It seems Porsche finally accepted the fact that nobody buys their new cars because of the revolutionary design changes and drove the 2016 facelifted version out on the Nurburgring without any camouflage on.
The exterior touches are as discreet as you’d expect them to be, with the new 911 facelift able to pass as the old one to all but the most perceptive among us. There are minor tweaks to the grille and the front bumper layout for improved ventilation, while the front lights have new internal graphics and the signature LED daytime running lights.
Moving towards the rear, the story is pretty much the same: all changes are made not for stylistic reasons, but to improve aerodynamics and the cooling of the engine.
The more important part comes with the interior, where the central display has grown in size, but also in features: it’s an evolution of the Porsche Communication Manager system used in the firm’s current range, with better connectivity and graphics and improved navigation mapping.

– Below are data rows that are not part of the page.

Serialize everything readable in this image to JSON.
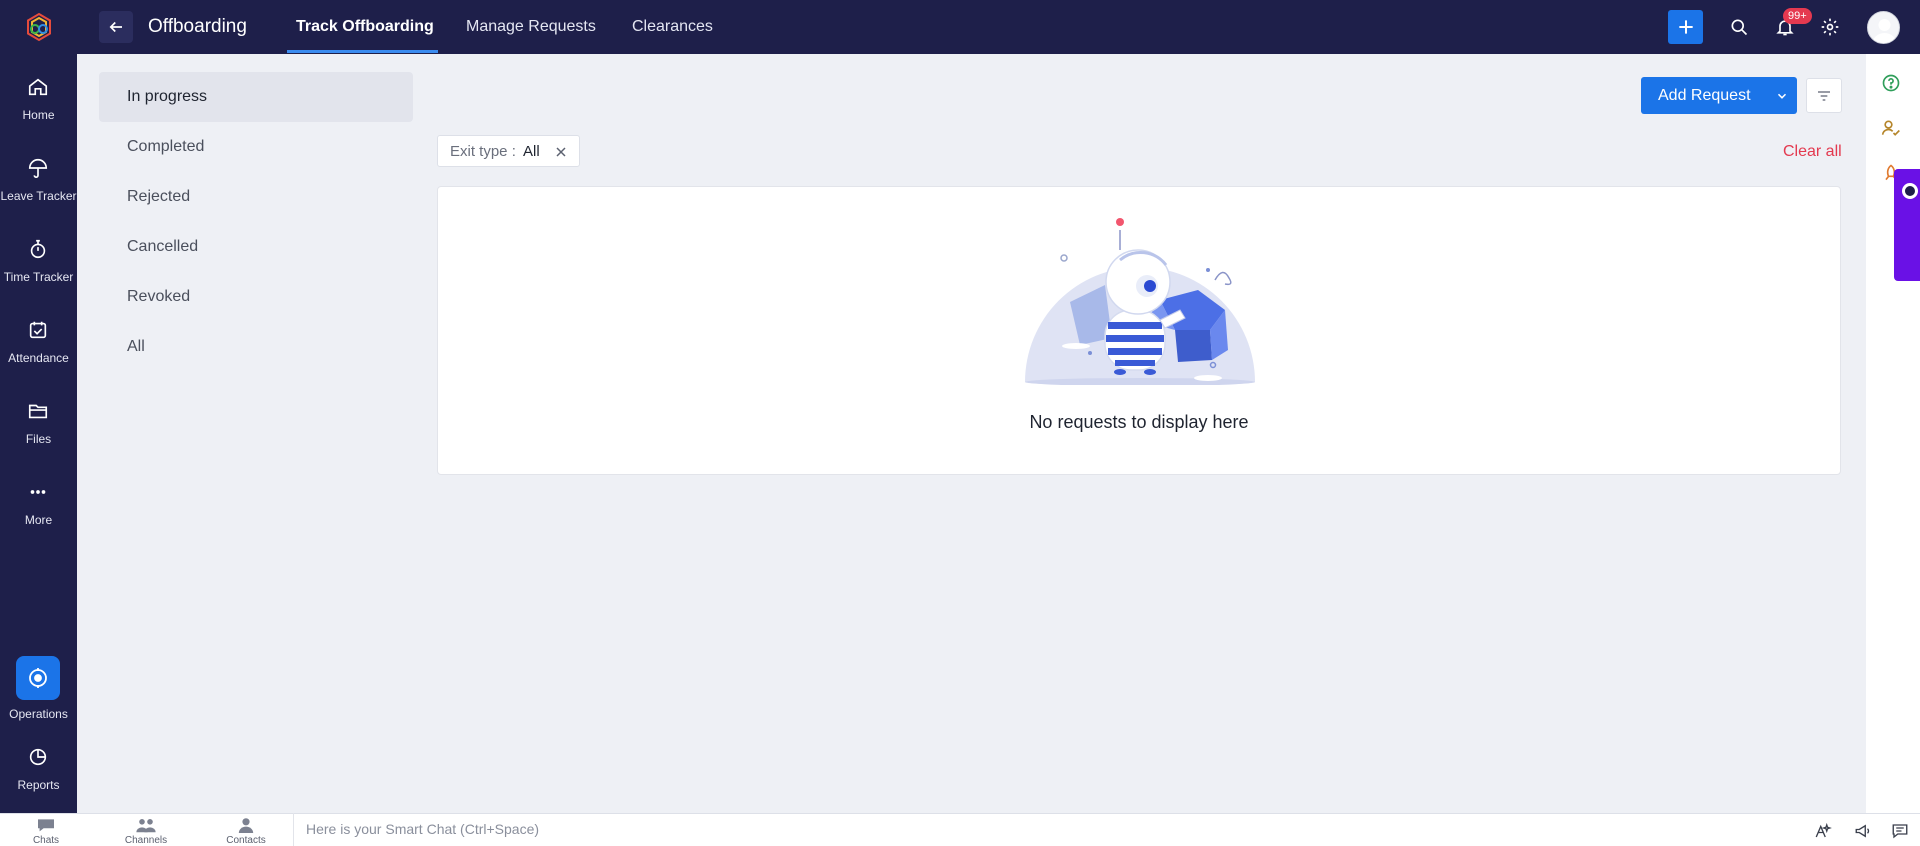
{
  "app": {
    "module_title": "Offboarding",
    "tabs": [
      {
        "label": "Track Offboarding",
        "active": true
      },
      {
        "label": "Manage Requests",
        "active": false
      },
      {
        "label": "Clearances",
        "active": false
      }
    ],
    "notification_badge": "99+"
  },
  "leftnav": {
    "items": [
      {
        "label": "Home",
        "icon": "home-icon"
      },
      {
        "label": "Leave Tracker",
        "icon": "umbrella-icon"
      },
      {
        "label": "Time Tracker",
        "icon": "stopwatch-icon"
      },
      {
        "label": "Attendance",
        "icon": "calendar-check-icon"
      },
      {
        "label": "Files",
        "icon": "folder-icon"
      },
      {
        "label": "More",
        "icon": "more-icon"
      },
      {
        "label": "Operations",
        "icon": "operations-icon",
        "active": true
      },
      {
        "label": "Reports",
        "icon": "pie-chart-icon"
      }
    ]
  },
  "status_filters": [
    {
      "label": "In progress",
      "active": true
    },
    {
      "label": "Completed"
    },
    {
      "label": "Rejected"
    },
    {
      "label": "Cancelled"
    },
    {
      "label": "Revoked"
    },
    {
      "label": "All"
    }
  ],
  "toolbar": {
    "add_request_label": "Add Request",
    "chip_key": "Exit type :",
    "chip_value": "All",
    "clear_all_label": "Clear all"
  },
  "content": {
    "empty_message": "No requests to display here"
  },
  "bottombar": {
    "items": [
      {
        "label": "Chats"
      },
      {
        "label": "Channels"
      },
      {
        "label": "Contacts"
      }
    ],
    "smartchat_placeholder": "Here is your Smart Chat (Ctrl+Space)"
  },
  "colors": {
    "nav_bg": "#1e1f4a",
    "accent": "#1b74e8",
    "danger": "#e3394f",
    "page_bg": "#eef0f5"
  }
}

The drivers of the new 911 will be holding a similar steering wheel to that of the 918 Spyder hypercar, a nice touch that will certainly make the future 911 facelift owners very happy indeed.

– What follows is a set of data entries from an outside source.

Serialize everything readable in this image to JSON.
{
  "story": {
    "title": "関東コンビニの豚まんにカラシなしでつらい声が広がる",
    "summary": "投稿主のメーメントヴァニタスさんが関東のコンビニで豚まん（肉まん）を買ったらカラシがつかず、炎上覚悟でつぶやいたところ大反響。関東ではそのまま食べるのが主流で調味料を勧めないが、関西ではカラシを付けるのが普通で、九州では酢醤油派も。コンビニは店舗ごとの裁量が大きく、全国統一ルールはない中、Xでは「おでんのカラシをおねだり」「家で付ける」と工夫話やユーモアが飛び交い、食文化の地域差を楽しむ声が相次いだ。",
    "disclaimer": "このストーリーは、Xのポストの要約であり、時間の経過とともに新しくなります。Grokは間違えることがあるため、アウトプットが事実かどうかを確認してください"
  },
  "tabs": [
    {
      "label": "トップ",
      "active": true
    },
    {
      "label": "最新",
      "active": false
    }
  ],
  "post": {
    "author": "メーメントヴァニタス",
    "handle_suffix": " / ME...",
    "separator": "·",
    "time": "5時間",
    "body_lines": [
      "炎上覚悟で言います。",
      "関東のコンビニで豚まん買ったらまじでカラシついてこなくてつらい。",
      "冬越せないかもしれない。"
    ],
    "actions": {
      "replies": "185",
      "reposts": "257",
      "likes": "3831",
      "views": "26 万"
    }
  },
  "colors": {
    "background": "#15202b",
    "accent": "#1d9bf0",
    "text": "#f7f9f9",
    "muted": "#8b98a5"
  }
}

Engine-wise, there is still no information on the power output of the new models, but it’s worth mentioning the fact that Porsche will be using turbo engines outside the Turbo models (I know, it makes no sense), with a turbo flat-four announced for the Boxster and Cayman and a turbo flat-six for the 911.
In my opinion, the interior needs a bit more work if it’s to compete with the likes of Mercedes-AMG GT in terms of design and quality, but the introduction of turbo boxer engines can only be a good thing for Porsche, even though it might scare off some of the more traditional buyers.